What if we asked a bigger question: when did this story about Jesus become miraculous? Did this story become miraculous when the crowds were fed, or did this story become miraculous when an overwhelmed, grieving teacher and healer gave up his time of private mourning out of compassion for the thousands who were following him into the wilderness? Did this story become miraculous when Jesus blessed the bread, or when the disciples were given faith to turn around and begin distributing bread they knew wouldn’t be enough for their own needs? Also, when did the miraculous come to an end here? Was it when all had eaten? When the twelve baskets of remnants were collected? What about the day after, when the crowds departed and began telling the story of what had happened? If someone came to faith in Jesus as a result of that story, wouldn’t that be a miracle as well?
The thing about life with Jesus is that the miracles never stop. The crowd that day in the wilderness didn’t so much witness a miracle as get swept into a miracle, one that had been happening for quite some time and is, in fact, still going.

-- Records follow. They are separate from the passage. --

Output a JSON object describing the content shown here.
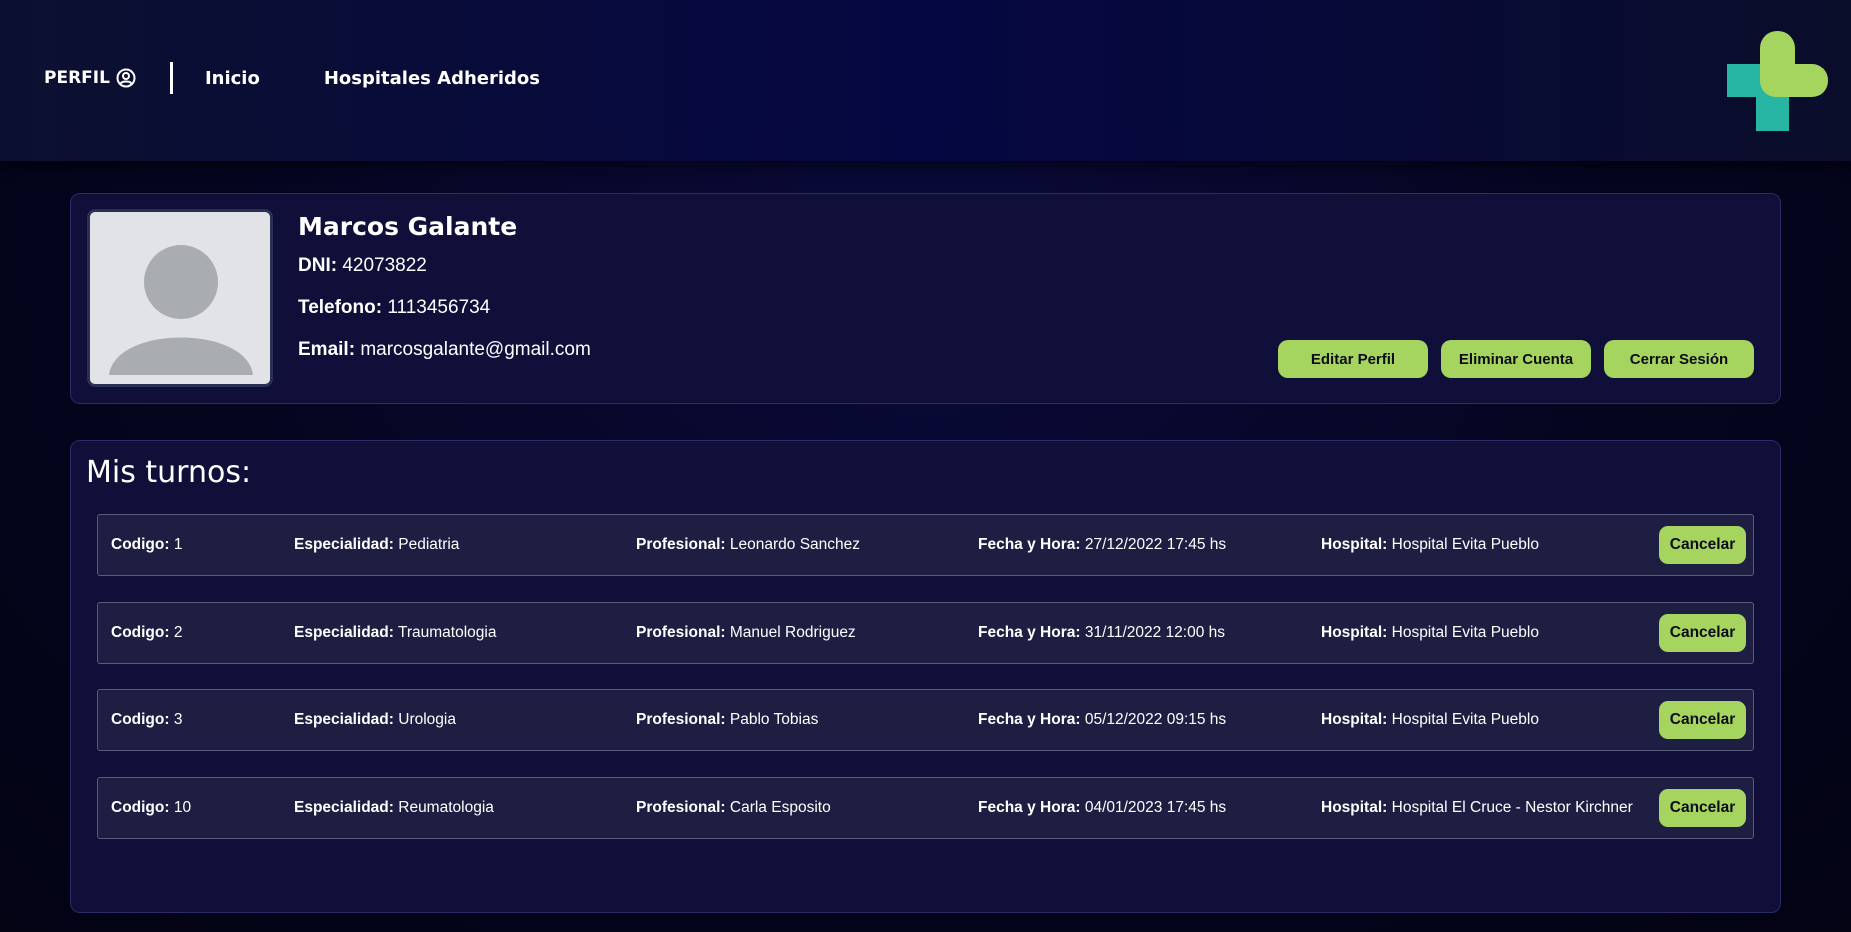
{
  "nav": {
    "perfil": "PERFIL",
    "inicio": "Inicio",
    "hospitales": "Hospitales Adheridos"
  },
  "profile": {
    "name": "Marcos Galante",
    "dni_label": "DNI:",
    "dni": "42073822",
    "telefono_label": "Telefono:",
    "telefono": "1113456734",
    "email_label": "Email:",
    "email": "marcosgalante@gmail.com",
    "buttons": {
      "editar": "Editar Perfil",
      "eliminar": "Eliminar Cuenta",
      "cerrar": "Cerrar Sesión"
    }
  },
  "turnos": {
    "title": "Mis turnos:",
    "labels": {
      "codigo": "Codigo:",
      "especialidad": "Especialidad:",
      "profesional": "Profesional:",
      "fecha": "Fecha y Hora:",
      "hospital": "Hospital:",
      "cancelar": "Cancelar"
    },
    "items": [
      {
        "codigo": "1",
        "especialidad": "Pediatria",
        "profesional": "Leonardo Sanchez",
        "fecha": "27/12/2022 17:45 hs",
        "hospital": "Hospital Evita Pueblo"
      },
      {
        "codigo": "2",
        "especialidad": "Traumatologia",
        "profesional": "Manuel Rodriguez",
        "fecha": "31/11/2022 12:00 hs",
        "hospital": "Hospital Evita Pueblo"
      },
      {
        "codigo": "3",
        "especialidad": "Urologia",
        "profesional": "Pablo Tobias",
        "fecha": "05/12/2022 09:15 hs",
        "hospital": "Hospital Evita Pueblo"
      },
      {
        "codigo": "10",
        "especialidad": "Reumatologia",
        "profesional": "Carla Esposito",
        "fecha": "04/01/2023 17:45 hs",
        "hospital": "Hospital El Cruce - Nestor Kirchner"
      }
    ]
  },
  "colors": {
    "accent": "#a5d55f",
    "logo_teal": "#27b5a4",
    "logo_green": "#a5d55f",
    "panel": "#0f0f3a"
  },
  "icons": [
    "user-circle-icon",
    "avatar-placeholder-icon",
    "medical-cross-logo"
  ]
}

Jesus takes what the church has to give, blesses it, and gives it back to us for the sake of the world: and thus the miracle continues. As Thomas Long says, “the church is always in the desert, the place where it cannot rely upon its own resources, which are few. The church is hungry and is surrounded by a world of deep cravings…” Yet even the little we think we have is far more than God needs – after all, for the One who called light out of darkness and shape out of chaos, multiplying a little bread is no hardship at all.

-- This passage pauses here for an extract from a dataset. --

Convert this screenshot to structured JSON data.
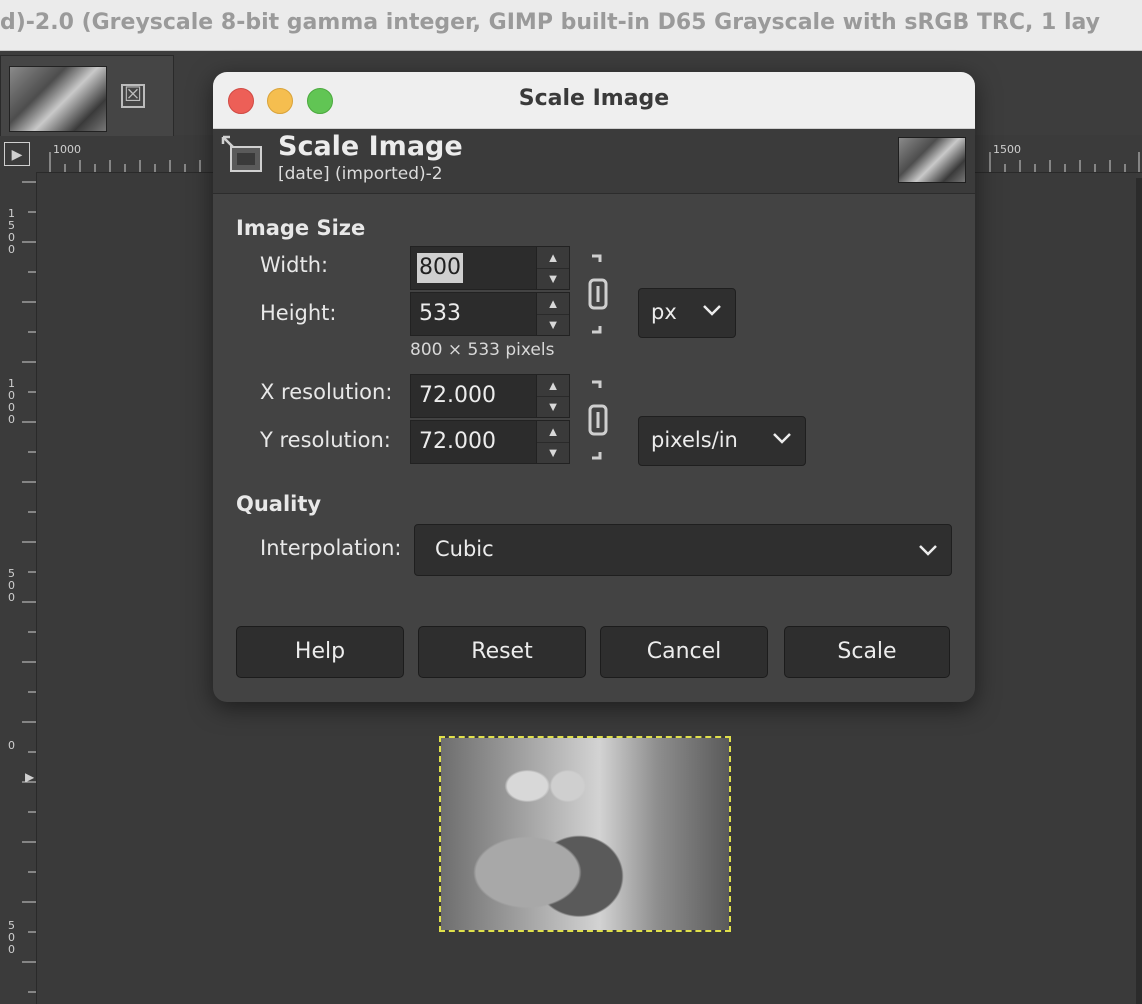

All of us here today are living miracles – not because of who we are, but because of the one in whose name we gather. And, like the disciples, we are not only gathered but sent in His name for the sake of the world. Barbara Brown Taylor says that “Miracles let us off the hook. They appeal to the part of us that is all too happy to let God feed the crowd, save the world, do it all.” But, she says, the call of the church is to be swept into the miraculous, to be a part of what God is doing: “Not me but you; not my bread but yours; not sometime or somewhere else but right here and now…stop waiting for food to fall from the sky and share what you have. Stop waiting for a miracle and participate in one instead.”
There were some in the crowd that day, I’m sure, who ate their food, heard Jesus speak, and went away untouched, unmoved, untransformed. It’s a sad truth that getting through to us takes a lot of time and effort on God’s part. But here, today, you and I are still being swept into the miracle of life in the name of Jesus Christ, the gift of God’s grace which feeds our souls until we are filled to overflowing. Christ has swept us in and now sends us out. This week is your crowd, his love is your bread, your hands and life are his gift to the world – go, friends, and give our Lord Jesus Christ away until all may eat and be filled. Amen.

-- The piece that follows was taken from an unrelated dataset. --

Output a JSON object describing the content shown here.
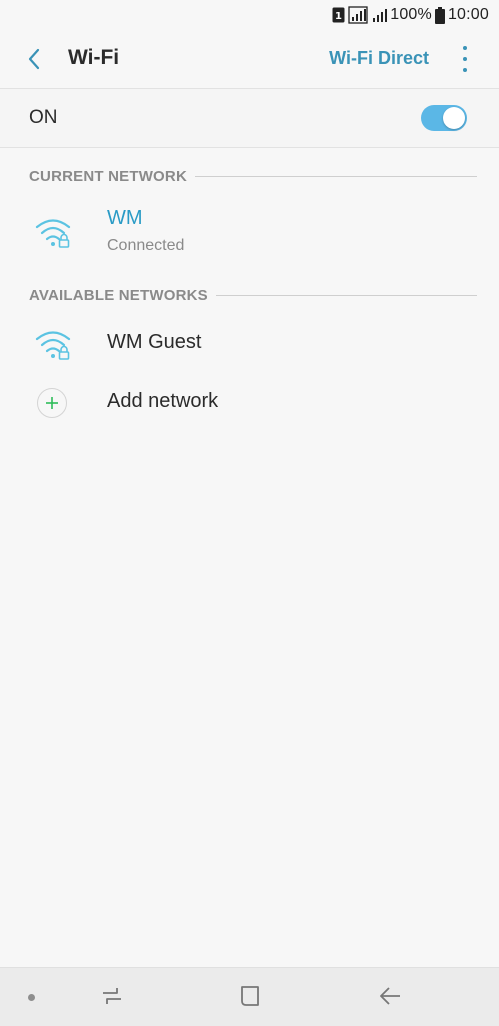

 Psalm 146.3
 Bruner, Frederick. Matthew: A Commentary. Vol. 2: The Churchbook. © 2004 by Wm. B. Eerdmans Publishing Co., Grand Rapids, MI. p. 66. (emphasis mine)